Search Volume Data for All Devices

When you perform a search using the Keyword Planner, it will deliver results based on the searches that have been made across different devices. You cannot isolate the search volume data for a particular device, such as a smartphones or desktops. This is also the reason why the search estimates you get through the Keyword Planner are higher. This can be a drawback of sorts if you are doing research for mobile SEO or for any other particular device. However, this feature complies with the changes made to AdWords campaigns recently.

Separate Data for Keyword Match Types

When going through data for different match types for a particular keyword, the Keyword Tool didn’t filter the results which emerged from an overlap of broad and exact matches. As a result, the traffic estimate you got was not entirely accurate. Using the Keyword Planner, you will be able to see data for the specific match type you selected, ensuring that there is no overlap. This will give you a better idea of which keyword match type your campaign should focus on.

Different Data Columns

The layout for the Keyword Planner is disparate from the Google Keyword Tool. The most notable change you will see is in the data columns. The names of the columns have been changed though the function pretty much remains the same. For instance, Ad Share is now called Ad Impressions while Local and Global Monthly Searches has been replaced by Average Monthly Searches. The Search Share and Local Search Trends columns have been done away with altogether. So, it would take some getting used to when you start using the Keyword Planner.

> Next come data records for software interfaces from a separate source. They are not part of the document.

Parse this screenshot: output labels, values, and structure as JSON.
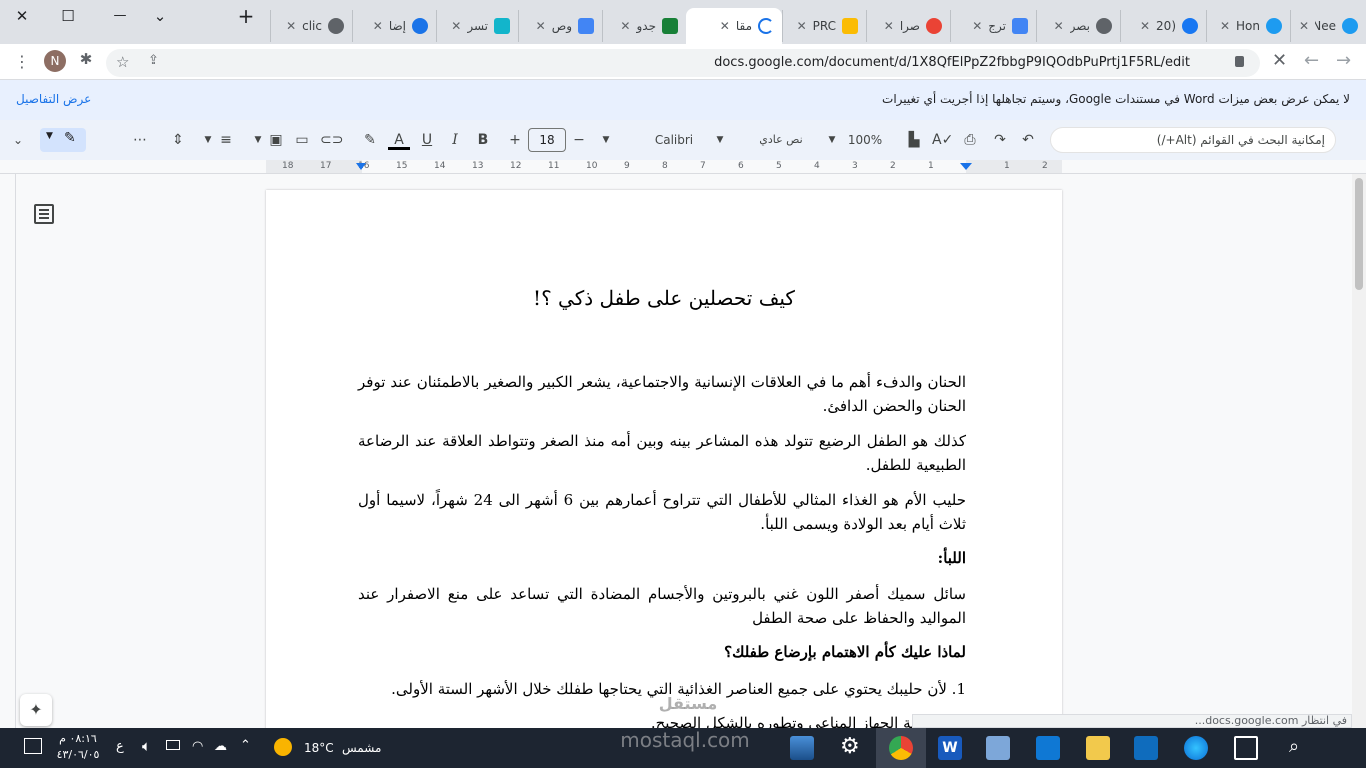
{
  "tabs": [
    {
      "label": "Nee",
      "icon": "twitter-blue-icon",
      "color": "#1d9bf0"
    },
    {
      "label": "Hon",
      "icon": "twitter-icon",
      "color": "#1d9bf0"
    },
    {
      "label": "(20",
      "icon": "facebook-icon",
      "color": "#1877f2"
    },
    {
      "label": "بصر",
      "icon": "globe-icon",
      "color": "#5f6368"
    },
    {
      "label": "ترج",
      "icon": "google-translate-icon",
      "color": "#4285f4"
    },
    {
      "label": "صرا",
      "icon": "google-icon",
      "color": "#ea4335"
    },
    {
      "label": "PRC",
      "icon": "google-drive-icon",
      "color": "#fbbc04"
    },
    {
      "label": "مقا",
      "icon": "loading-icon",
      "color": "#1a73e8",
      "active": true
    },
    {
      "label": "جدو",
      "icon": "sheets-icon",
      "color": "#188038"
    },
    {
      "label": "وص",
      "icon": "docs-icon",
      "color": "#4285f4"
    },
    {
      "label": "تسر",
      "icon": "droplet-icon",
      "color": "#12b5cb"
    },
    {
      "label": "إضا",
      "icon": "circle-icon",
      "color": "#1a73e8"
    },
    {
      "label": "clic",
      "icon": "globe-icon",
      "color": "#5f6368"
    }
  ],
  "window": {
    "minimize": "—",
    "maximize": "☐",
    "close": "✕",
    "chevron": "⌄",
    "new_tab": "+"
  },
  "address": {
    "url": "docs.google.com/document/d/1X8QfElPpZ2fbbgP9IQOdbPuPrtj1F5RL/edit",
    "profile": "N"
  },
  "banner": {
    "message": "لا يمكن عرض بعض ميزات Word في مستندات Google، وسيتم تجاهلها إذا أجريت أي تغييرات",
    "details_link": "عرض التفاصيل"
  },
  "toolbar": {
    "search_placeholder": "إمكانية البحث في القوائم (Alt+/)",
    "zoom": "100%",
    "style": "نص عادي",
    "font": "Calibri",
    "font_size": "18",
    "more": "⋯"
  },
  "ruler": {
    "numbers": [
      "18",
      "17",
      "16",
      "15",
      "14",
      "13",
      "12",
      "11",
      "10",
      "9",
      "8",
      "7",
      "6",
      "5",
      "4",
      "3",
      "2",
      "1",
      "",
      "1",
      "2"
    ]
  },
  "document": {
    "title": "كيف تحصلين على طفل ذكي ؟!",
    "paragraphs": [
      {
        "text": "الحنان والدفء أهم ما في العلاقات الإنسانية والاجتماعية، يشعر الكبير والصغير بالاطمئنان عند توفر الحنان والحضن الدافئ.",
        "bold": false
      },
      {
        "text": "كذلك هو الطفل الرضيع تتولد هذه المشاعر بينه وبين أمه منذ الصغر وتتواطد العلاقة عند الرضاعة الطبيعية للطفل.",
        "bold": false
      },
      {
        "text": "حليب الأم هو الغذاء المثالي للأطفال التي تتراوح أعمارهم بين 6 أشهر الى 24 شهراً، لاسيما أول ثلاث أيام بعد الولادة ويسمى اللبأ.",
        "bold": false
      },
      {
        "text": "اللبأ:",
        "bold": true
      },
      {
        "text": "سائل سميك أصفر اللون غني بالبروتين والأجسام المضادة التي تساعد على منع الاصفرار عند المواليد والحفاظ على صحة الطفل",
        "bold": false
      },
      {
        "text": "لماذا عليك كأم الاهتمام بإرضاع طفلك؟",
        "bold": true
      },
      {
        "text": "1. لأن حليبك يحتوي على جميع العناصر الغذائية التي يحتاجها طفلك خلال الأشهر الستة الأولى.",
        "bold": false
      },
      {
        "text": "على تقوية الجهاز المناعي وتطوره بالشكل الصحيح.",
        "bold": false
      }
    ]
  },
  "status_bar": {
    "text": "في انتظار docs.google.com..."
  },
  "watermark": {
    "arabic": "مستقل",
    "latin": "mostaql.com"
  },
  "taskbar": {
    "time": "٠٨:١٦ م",
    "date": "٤٣/٠٦/٠٥",
    "lang": "ع",
    "temp": "18°C",
    "weather": "مشمس"
  }
}
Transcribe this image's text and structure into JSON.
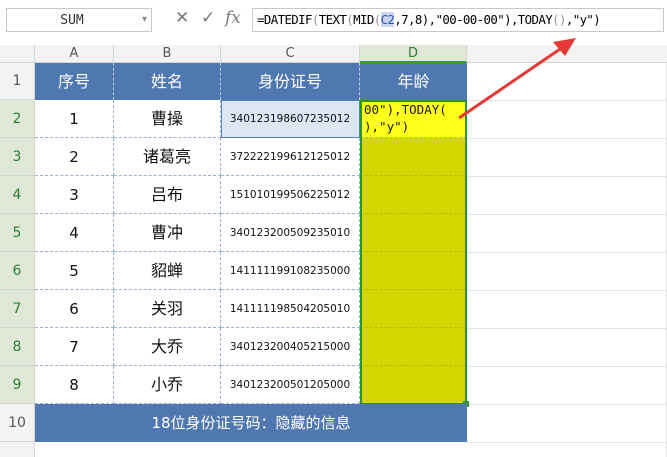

The Google Keyword Planner Tool is a two-in-one as it allows you to do keyword research as well as plan your campaign. The features that have been changed or been upgraded reflect the dual purpose of the new tool by Google. It will take some time before SEO professionals and online marketers adopt it widely, but there is little doubt that Google is trying to make things easier for them.